▶ [Action item]
Could you reproduce the entries exactly, omitting every picture?

▶ [Extracted records]
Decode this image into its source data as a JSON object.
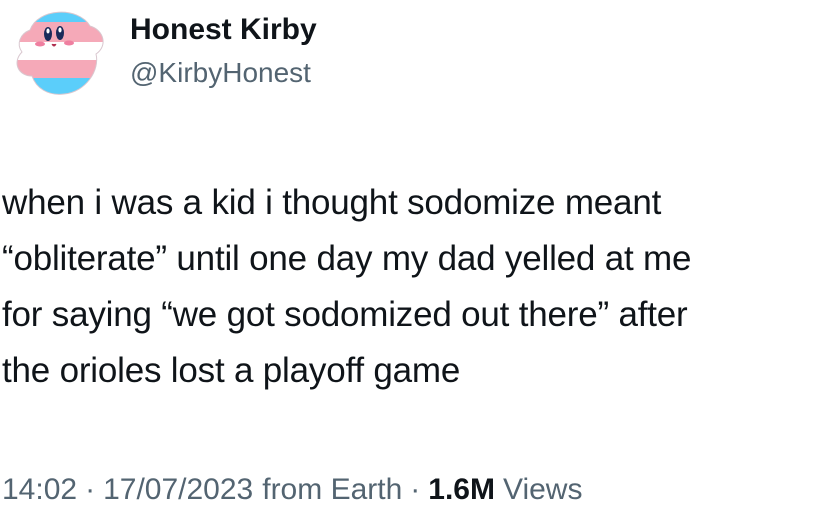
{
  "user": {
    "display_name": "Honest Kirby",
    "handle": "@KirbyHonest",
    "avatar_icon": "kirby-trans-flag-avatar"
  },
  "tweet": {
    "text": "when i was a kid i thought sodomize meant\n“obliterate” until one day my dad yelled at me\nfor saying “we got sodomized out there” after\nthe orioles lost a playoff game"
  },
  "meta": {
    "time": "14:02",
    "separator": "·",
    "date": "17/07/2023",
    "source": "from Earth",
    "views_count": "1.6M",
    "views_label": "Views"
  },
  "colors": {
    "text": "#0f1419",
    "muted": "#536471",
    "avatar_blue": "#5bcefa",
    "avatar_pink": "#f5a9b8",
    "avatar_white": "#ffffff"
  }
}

▶ [Answer to this problem]
Decode this image into its source data as a JSON object.
{
  "user": {
    "display_name": "Honest Kirby",
    "handle": "@KirbyHonest",
    "avatar_icon": "kirby-trans-flag-avatar"
  },
  "tweet": {
    "text": "when i was a kid i thought sodomize meant\n“obliterate” until one day my dad yelled at me\nfor saying “we got sodomized out there” after\nthe orioles lost a playoff game"
  },
  "meta": {
    "time": "14:02",
    "separator": "·",
    "date": "17/07/2023",
    "source": "from Earth",
    "views_count": "1.6M",
    "views_label": "Views"
  },
  "colors": {
    "text": "#0f1419",
    "muted": "#536471",
    "avatar_blue": "#5bcefa",
    "avatar_pink": "#f5a9b8",
    "avatar_white": "#ffffff"
  }
}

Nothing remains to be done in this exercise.